The answer must consist of every line in the records below that contains the string "fixed".

··········

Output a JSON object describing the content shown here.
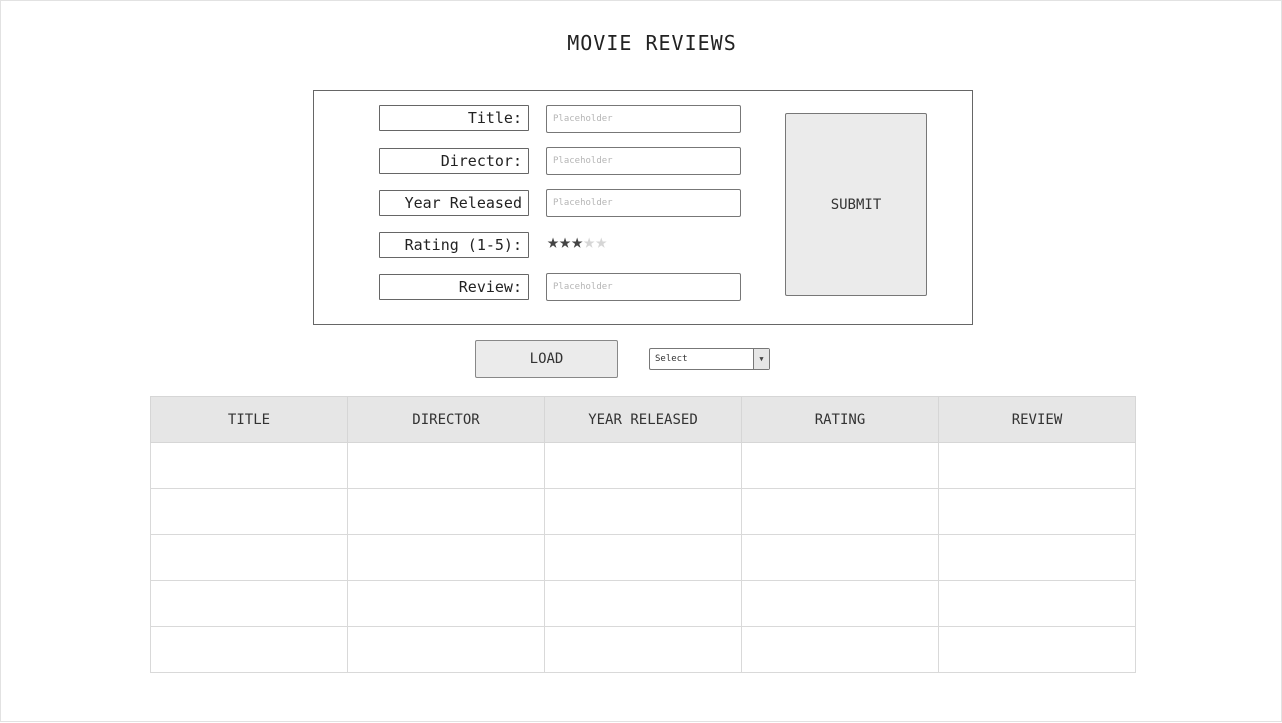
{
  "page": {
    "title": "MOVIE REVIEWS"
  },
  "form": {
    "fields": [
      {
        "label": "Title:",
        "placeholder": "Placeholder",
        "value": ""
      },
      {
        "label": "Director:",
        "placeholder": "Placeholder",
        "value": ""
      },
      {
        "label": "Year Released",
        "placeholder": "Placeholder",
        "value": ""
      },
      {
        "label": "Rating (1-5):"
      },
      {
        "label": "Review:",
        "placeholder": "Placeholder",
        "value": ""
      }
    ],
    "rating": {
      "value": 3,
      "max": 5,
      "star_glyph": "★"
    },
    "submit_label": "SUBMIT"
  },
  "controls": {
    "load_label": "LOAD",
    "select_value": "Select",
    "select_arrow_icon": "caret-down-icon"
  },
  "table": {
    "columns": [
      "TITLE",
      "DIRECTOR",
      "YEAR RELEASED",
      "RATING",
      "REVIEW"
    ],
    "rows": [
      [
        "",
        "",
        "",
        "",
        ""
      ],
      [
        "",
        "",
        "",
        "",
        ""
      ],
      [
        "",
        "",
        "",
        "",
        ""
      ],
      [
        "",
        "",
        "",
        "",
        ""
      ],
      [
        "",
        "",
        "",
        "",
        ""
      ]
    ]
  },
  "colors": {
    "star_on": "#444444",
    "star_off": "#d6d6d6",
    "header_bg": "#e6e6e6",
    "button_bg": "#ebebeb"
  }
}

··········

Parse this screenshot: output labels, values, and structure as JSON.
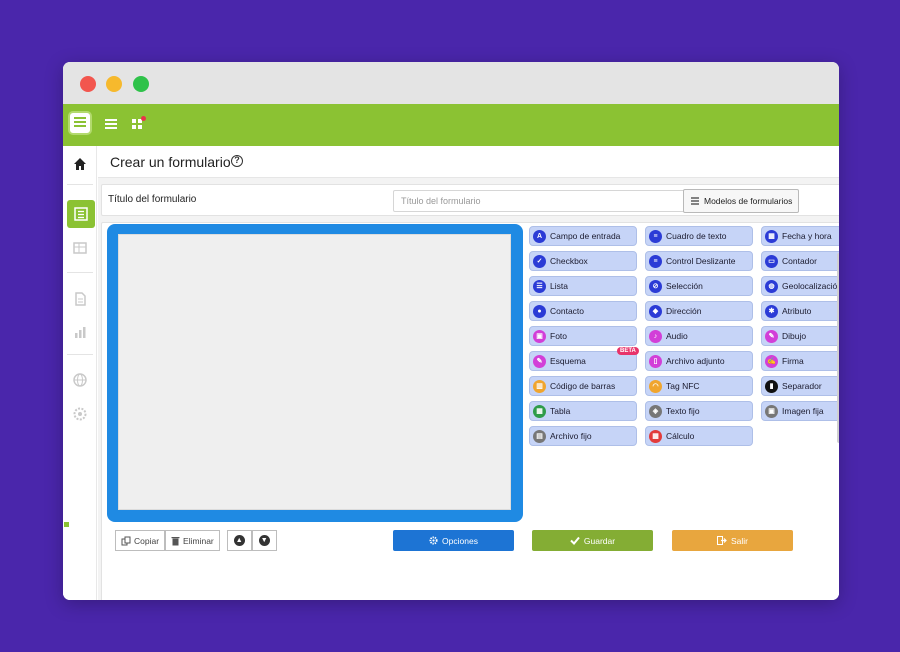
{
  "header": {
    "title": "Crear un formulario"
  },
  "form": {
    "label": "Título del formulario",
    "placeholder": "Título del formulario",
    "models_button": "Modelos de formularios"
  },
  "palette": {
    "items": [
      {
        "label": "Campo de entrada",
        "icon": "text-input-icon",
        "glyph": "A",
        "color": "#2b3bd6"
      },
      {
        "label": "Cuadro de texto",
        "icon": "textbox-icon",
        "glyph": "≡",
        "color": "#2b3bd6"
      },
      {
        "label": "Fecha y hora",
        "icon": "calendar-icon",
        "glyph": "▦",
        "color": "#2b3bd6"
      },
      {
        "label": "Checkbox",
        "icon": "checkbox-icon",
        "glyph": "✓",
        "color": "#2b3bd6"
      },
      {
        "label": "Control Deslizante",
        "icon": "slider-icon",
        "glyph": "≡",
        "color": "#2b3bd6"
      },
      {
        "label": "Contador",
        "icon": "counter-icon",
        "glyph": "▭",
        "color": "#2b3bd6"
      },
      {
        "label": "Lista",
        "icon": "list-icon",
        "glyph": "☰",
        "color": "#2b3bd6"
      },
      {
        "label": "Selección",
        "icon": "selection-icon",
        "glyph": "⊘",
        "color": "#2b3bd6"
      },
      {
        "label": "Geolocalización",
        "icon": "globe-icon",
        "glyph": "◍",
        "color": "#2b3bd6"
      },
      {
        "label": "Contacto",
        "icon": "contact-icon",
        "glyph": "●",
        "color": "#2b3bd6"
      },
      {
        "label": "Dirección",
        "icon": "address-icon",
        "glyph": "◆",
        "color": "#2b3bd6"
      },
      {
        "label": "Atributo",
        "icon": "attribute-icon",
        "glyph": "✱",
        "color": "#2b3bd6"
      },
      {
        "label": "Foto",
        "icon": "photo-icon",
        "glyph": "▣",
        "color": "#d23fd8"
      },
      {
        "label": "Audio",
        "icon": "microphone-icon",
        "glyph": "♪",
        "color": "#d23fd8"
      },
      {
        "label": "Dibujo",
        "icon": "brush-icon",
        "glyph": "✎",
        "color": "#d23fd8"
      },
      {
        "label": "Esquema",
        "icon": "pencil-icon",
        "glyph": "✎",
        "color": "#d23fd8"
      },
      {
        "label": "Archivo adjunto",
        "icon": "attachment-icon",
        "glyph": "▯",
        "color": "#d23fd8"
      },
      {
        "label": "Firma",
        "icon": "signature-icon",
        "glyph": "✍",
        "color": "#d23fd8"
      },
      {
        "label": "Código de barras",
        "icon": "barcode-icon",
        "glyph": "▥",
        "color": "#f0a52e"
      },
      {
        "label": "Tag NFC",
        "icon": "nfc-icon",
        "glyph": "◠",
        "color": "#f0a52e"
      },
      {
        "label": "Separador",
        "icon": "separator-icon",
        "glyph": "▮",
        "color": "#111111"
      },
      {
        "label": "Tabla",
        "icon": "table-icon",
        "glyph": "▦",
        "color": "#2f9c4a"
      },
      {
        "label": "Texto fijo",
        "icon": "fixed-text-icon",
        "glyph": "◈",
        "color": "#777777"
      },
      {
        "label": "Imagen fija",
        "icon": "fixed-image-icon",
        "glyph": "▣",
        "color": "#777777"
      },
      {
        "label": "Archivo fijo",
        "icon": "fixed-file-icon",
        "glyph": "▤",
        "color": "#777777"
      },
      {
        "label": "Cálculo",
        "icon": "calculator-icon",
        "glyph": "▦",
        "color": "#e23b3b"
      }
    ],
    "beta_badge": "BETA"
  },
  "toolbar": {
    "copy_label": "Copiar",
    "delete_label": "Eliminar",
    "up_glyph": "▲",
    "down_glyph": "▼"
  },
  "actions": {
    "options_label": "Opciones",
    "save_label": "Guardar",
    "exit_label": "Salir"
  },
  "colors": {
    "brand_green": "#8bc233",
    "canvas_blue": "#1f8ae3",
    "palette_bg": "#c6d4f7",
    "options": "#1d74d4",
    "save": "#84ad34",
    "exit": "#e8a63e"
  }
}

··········

== OUTPUT ==
        "icon": "fixed-text-icon",
        "icon": "fixed-image-icon",
        "icon": "fixed-file-icon",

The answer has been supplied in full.